Cross-posted atÂ Fathers For Good
After Lisa and I were engaged, I began RCIA classes, albeit two months late. I did my catch-up sessions one-on-one with Deacon John, and loved him almost instantly. He was a retired Medieval Literature professor from the university at which Lisa and I were both graduate students, but he was no ivory-tower academic drone. Deacon John radiated something, but it was more than just joy or kindness or peace. It was all those things but in such a way that the whole was greater than the sum of the parts. It was holiness, and I had never encountered anything like it before. He and it were positively magnetic.
Early on in our friendship, about a year after I was received into the Church, Deacon John said to me, â€œI see you being ordained a deacon. I donâ€™t say this lightly. Iâ€™ve only said this a couple times, and Iâ€™ve never been wrong.â€
The seed was planted. I thought about it and prayed about it countless times. When Lisa and I discussed applying to the diaconate, we always talked more about when than if.
After Lisa and I both graduated, we moved to another diocese. We lost touch with many people at our former parish, including Deacon John. Several years later, after a Knights of Columbus meeting, I assisted with Benediction along with two men who were then in the diaconate formation process. I discussed the diaconate with them, and they strongly encouraged us to apply since the deadline was approaching. When I got home and discussed this with Lisa, she told me she had been praying at her holy hour, asking God to put people in our life to lead us closer to him. We put two and two together and started the application process.
Four years later, I was preparing for ordination. I needed someone to vest me during the ordination rite, and I could think of no one more fitting than Deacon John. We had crossed paths a couple times but hadnâ€™t been in regular contact in years. When I called him, it was as though we had lost no time. However, Deacon John had taken a bad fall a couple years earlier and was then battling cancer. The chemotherapy and radiation treatments left him too weak to travel. He simply couldnâ€™t do it, which left us both in tears. It would have been wonderful and fitting, but it simply wasnâ€™t part of Godâ€™s plan.
I prayed for him often over the course of the next year. I received occasional updates on his health through a mutual friend. It was always the same. Heâ€™s weak. He doesnâ€™t look like himself. Heâ€™s been slipping for a while. Itâ€™s not good. I assumed the worst. Elderly people donâ€™t tend to recover from such things.

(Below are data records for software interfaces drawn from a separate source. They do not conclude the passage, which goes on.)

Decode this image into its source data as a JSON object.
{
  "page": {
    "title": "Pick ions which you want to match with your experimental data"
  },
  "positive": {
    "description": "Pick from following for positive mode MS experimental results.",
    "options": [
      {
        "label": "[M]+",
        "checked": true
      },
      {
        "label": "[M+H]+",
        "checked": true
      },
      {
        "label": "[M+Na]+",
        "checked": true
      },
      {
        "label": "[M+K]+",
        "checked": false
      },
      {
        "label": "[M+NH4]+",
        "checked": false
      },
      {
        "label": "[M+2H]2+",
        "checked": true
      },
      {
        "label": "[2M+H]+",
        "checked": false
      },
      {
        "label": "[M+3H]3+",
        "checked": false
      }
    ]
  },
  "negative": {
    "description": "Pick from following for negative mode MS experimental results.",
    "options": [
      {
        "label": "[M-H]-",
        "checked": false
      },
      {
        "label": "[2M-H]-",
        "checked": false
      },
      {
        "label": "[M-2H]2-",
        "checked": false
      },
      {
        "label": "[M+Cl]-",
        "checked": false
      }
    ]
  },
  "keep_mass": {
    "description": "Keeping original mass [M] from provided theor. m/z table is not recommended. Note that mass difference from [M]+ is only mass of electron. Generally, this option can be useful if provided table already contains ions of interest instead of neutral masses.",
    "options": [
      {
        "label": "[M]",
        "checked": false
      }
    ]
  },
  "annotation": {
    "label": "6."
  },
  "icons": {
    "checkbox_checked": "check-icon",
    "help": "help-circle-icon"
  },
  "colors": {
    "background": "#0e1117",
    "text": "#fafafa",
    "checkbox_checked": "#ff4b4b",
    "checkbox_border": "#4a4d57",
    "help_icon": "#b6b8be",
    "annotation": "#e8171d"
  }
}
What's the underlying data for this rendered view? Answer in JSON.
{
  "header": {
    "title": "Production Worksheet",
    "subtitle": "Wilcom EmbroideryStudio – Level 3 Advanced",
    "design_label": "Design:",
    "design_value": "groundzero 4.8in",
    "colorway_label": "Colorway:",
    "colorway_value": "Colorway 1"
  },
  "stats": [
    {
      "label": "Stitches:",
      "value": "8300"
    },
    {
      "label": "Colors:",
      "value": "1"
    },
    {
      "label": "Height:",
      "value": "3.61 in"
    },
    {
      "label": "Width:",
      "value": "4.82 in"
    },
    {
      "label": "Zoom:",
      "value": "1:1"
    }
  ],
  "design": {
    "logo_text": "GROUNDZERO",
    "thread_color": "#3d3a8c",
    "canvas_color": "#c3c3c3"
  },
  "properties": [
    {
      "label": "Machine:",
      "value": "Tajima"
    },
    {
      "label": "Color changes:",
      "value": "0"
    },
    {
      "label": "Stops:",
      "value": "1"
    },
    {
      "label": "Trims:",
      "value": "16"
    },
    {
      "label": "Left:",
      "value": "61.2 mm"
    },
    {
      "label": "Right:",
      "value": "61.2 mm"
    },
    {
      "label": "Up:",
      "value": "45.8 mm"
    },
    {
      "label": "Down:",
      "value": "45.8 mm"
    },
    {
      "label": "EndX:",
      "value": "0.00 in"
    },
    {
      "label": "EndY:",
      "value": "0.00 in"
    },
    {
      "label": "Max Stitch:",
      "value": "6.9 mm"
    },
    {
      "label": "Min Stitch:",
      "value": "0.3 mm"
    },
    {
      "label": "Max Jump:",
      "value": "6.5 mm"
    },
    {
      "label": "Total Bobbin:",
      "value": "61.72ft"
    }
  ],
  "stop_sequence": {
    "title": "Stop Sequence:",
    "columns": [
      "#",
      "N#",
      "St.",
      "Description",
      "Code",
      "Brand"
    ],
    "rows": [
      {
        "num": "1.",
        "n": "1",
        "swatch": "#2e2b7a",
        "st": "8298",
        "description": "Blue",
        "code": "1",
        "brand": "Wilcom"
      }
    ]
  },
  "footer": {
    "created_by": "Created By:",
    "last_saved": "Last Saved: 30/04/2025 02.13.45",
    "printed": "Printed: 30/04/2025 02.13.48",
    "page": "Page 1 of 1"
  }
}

Recently, I traveled to my former diocese to attend the diaconal ordination of a friend. As I vested for the Ordination Mass, I saw Deacon Johnâ€™s wife across the room without him. They were seldom far apart, so I presumed he was unable to make the trip. I continued to get ready for Mass when I heard an unmistakable voice. â€œJoel?â€ I turned around, and there he was, the man God had used to plant the seed of my diaconal vocation so many years ago. During the year I had believed he was dying, he had actually been recovering. He looked exactly the same as he always had, in better shape than he has been in years. He was back, and we were back together, at least for the day. It was wonderful.
Recall that at one point Lisa had been praying for God to put people in our life to lead us closer to him. God does that if we ask, and sometimes even if we donâ€™t. After all those years, I realized Deacon John had been one of those people for us, long before Lisa had uttered that prayer.
Who have been those people for you? How can you be that person for someone else?